Probably the only thing the girls will remember about last night is that they heard fireworks in the street. The rockets went off just as we got out of the car, arriving home from the library. "Fiya-wuks," said Jules as she clutched a new library book in her hand. "Wow," said Sydney.
We tried to keep Sydney awake last night to watch part of Obama's speech, but the lingering effects of daylight savings time wore her down, and she fell fast asleep.
Not that she would have known what it was about anyway. We don't talk politics with her; she doesn't know what or who the President is; she knows about elephants and donkeys, and that's where her knowledge of civics ends.
Someday she'll understand why this election was historically important, but she'll understand it in a completely different way than I do. And quite honestly, as someone who has endured only minor prejudices, and certainly not on any life-changing level, my understanding is limited as well.

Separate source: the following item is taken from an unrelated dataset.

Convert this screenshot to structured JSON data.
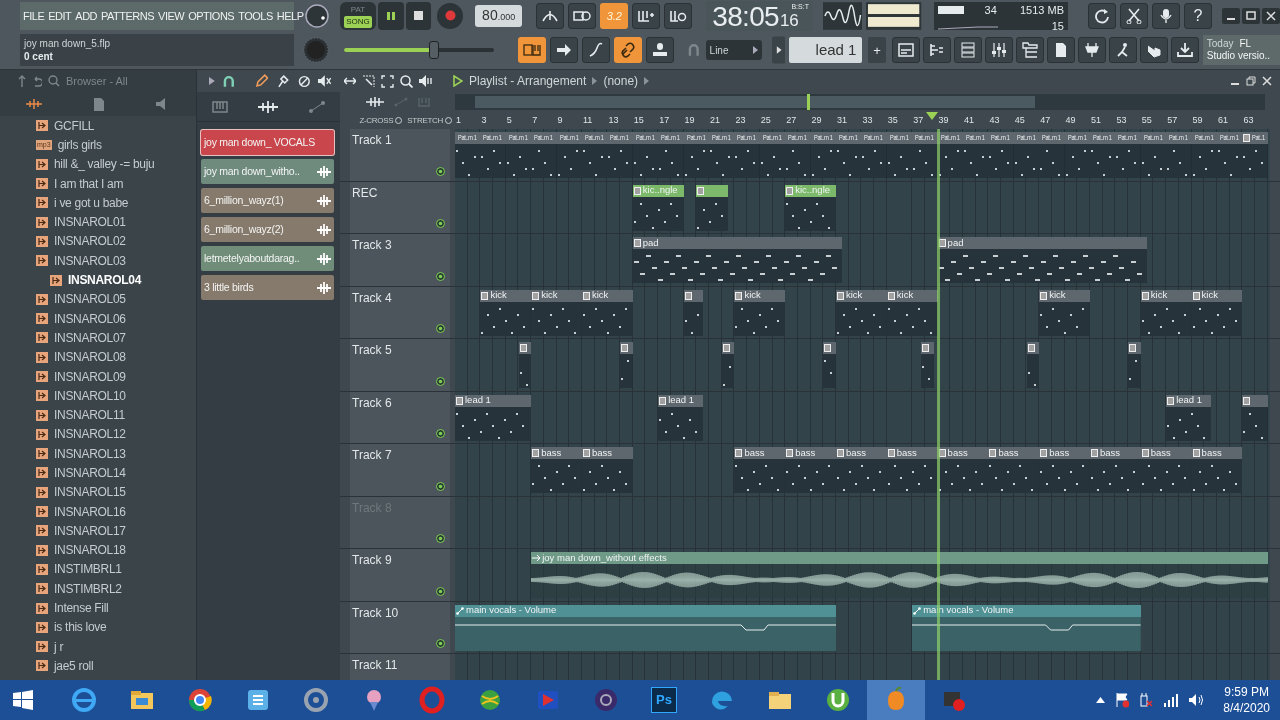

What I do understand is that a generation ago, we were a nation even more divided than we are now. A generation ago, what happened last night would have been impossible. I was proud to be an American last night, even though it wasn't one of my votes that propelled Obama to victory. My eyes welled up as I thought how emotionally poignant the moment must be for him, and how his grandmother didn't live to see it. That is a bittersweet ending indeed.
Obama has a tough road ahead of him, as would anyone who steps into the role of President in January. Nevertheless, he got this far, and I'm hopeful for the change he'll bring. I know I won't agree with everything he does, or all the policies he creates, but I'm still thrilled to live in a country that will soon have its very first black President.
That is nothing short of amazing.